Superimposing describes the process of overlaying and combining multiple images. Video clips are completely opaque by default, but superimposing them requires transparency. When you make clips on upper video tracks transparent, they reveal clips on the tracks below.
In Premiere Elements, you can quickly and easily make entire clips transparent by using the Opacity effect. In addition, you can apply any combination of opacity, masks, mattes, and keying to modify a file’s alpha channel, which defines the transparent areas in a clip. More advanced keying effects let you make specific colors or shapes transparent.
Titles you create in Premiere Elements automatically include an alpha channel. You can also import files with predefined transparent areas. Applications such as Adobe After Effects, Adobe Photoshop, Adobe Photoshop Elements, and Adobe Illustrator® can save transparency. Not only will the file have an alpha channel, but it will also conform to your project settings. See the respective user guides for information on saving files with transparency.
A channel that defines transparent areas for a clip. This invisible channel exists in addition to the visible Red, Blue, and Green (RGB) color channels.
A setting that determines how opaque or transparent a clip is. (For example, 75% opacity equals 25% transparency.)
Sometimes used as another word for alpha channel; also describes the process of modifying an alpha channel.
A file or channel that defines the transparent areas of a clip. The matte determines the level of transparency in the resulting image. In Premiere Elements, you use mattes in conjunction with the Track Matte Key.
Defining transparent areas with a particular color (color key) or brightness value (luminance key). Pixels matching the key become transparent. Keying is commonly used to replace a uniform background, such as a blue screen, with another image. (In TV, for example, blue screens behind weather reporters are replaced with weather maps.) The Videomerge effect uses keying to automatically define the primary background color as transparent.

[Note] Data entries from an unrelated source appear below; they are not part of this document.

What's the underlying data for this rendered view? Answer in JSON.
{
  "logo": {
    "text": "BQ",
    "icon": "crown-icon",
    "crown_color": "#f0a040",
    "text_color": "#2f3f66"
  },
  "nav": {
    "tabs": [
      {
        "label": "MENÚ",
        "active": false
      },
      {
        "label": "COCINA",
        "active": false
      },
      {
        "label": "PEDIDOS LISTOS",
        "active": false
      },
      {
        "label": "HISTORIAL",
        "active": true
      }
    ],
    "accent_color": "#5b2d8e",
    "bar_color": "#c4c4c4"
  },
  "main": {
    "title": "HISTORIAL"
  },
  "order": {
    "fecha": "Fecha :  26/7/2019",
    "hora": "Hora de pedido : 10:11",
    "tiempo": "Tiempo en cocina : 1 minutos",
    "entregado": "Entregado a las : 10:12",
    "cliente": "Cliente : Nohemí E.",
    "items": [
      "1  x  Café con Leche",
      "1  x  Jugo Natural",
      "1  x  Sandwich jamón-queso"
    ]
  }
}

By default, clips appear at full (100%) opacity, obscuring any clips on the tracks below. To reveal lower clips, simply specify an opacity value below 100%. At 0% opacity, a clip is completely transparent. If no clips are below a transparent clip, the movie’s black background becomes visible.
In the Applied Effects panel, expand the Opacity effect and drag the Clip Opacity slider to the desired value.
In the Expert view timeline, choose Opacity > Opacity from the pop‑up menu just above the clip. (You may need to zoom in to see this menu.) Click the Selection tool, position it over the clip’s Opacity graph, and when the pointer becomes a double‑arrow icon, drag the Opacity graph up or down.
To fade a clip in or out over time, animate its opacity. If you simply want to fade to black, click the Fade In or Fade Out option in the Applied Effects panel. You can also create transparency by using keying effects.
To make specific areas in a clip transparent, apply a keying effect based on color, matte, or alpha channel. Pixels that match the specified key become transparent.
Color‑based keying effects
(Videomerge, Blue Screen Key, Chroma Key, Green Screen Key, and Non Red Key) Add transparency wherever a particular color occurs in a clip. For example, you can use color‑based keying effects to remove a background with a uniform color, such as a blue screen.
Matte‑based keying effects
(Four‑, Eight‑, and Sixteen‑Point Garbage Matte Keys, and Track Matte Key) Let you mask out areas of a clip with another clip or with areas you specify manually. You can add transparency according to the shape of a mask you position in the clip, or according to the grayscale tones in a file that you use as a matte. You can also use the Track Matte Key effect to make creative composites.
Alpha channel‑based keying effect
The Alpha Adjust Key effect lets you invert or turn off a clip’s alpha channel or convert areas without transparency to a mask.
For more information about keying out colors, see Help.
To automatically create transparency in the background of a clip, apply the Videomerge effect. This effect makes superimposing clips easy.
On Mac OS, the Videomerge dialog is not displayed when you drag a clip with a solid background. To apply Videomerge on Mac OS, drag the clip to the Monitor panel, and then select the Videomerge option. You can also apply Videomerge from the Effects panel.
To create transparency wherever a specific color occurs in a clip, apply a color‑based keying effect. These effects are commonly used to remove a colored background.
Sometimes a color‑based keying effect properly removes a background, but undesired objects still appear, such as a microphone or cable. Use a garbage matte keying effect to mask out those objects. Garbage mattes work well for areas that have clearly defined boundaries but no uniform color to key. Garbage mattes also work well to clean up unwanted artifacts that a color‑based keying effect left behind.
You can use the Interpret Footage command to change how Premiere Elements interprets a clip’s alpha channel throughout a project.
To ignore or invert the alpha channel of only a single instance of the clip, apply the Alpha Adjust keying effect instead.
Invert Alpha Channel
Reverses the light and dark areas of the alpha channel, which reverses the transparent and opaque areas of the clip.
Tip: If you have difficulty identifying which parts of a clip are transparent, temporarily add a bright color matte on a track below the image you are keying. (See Create a colored matte for a background.)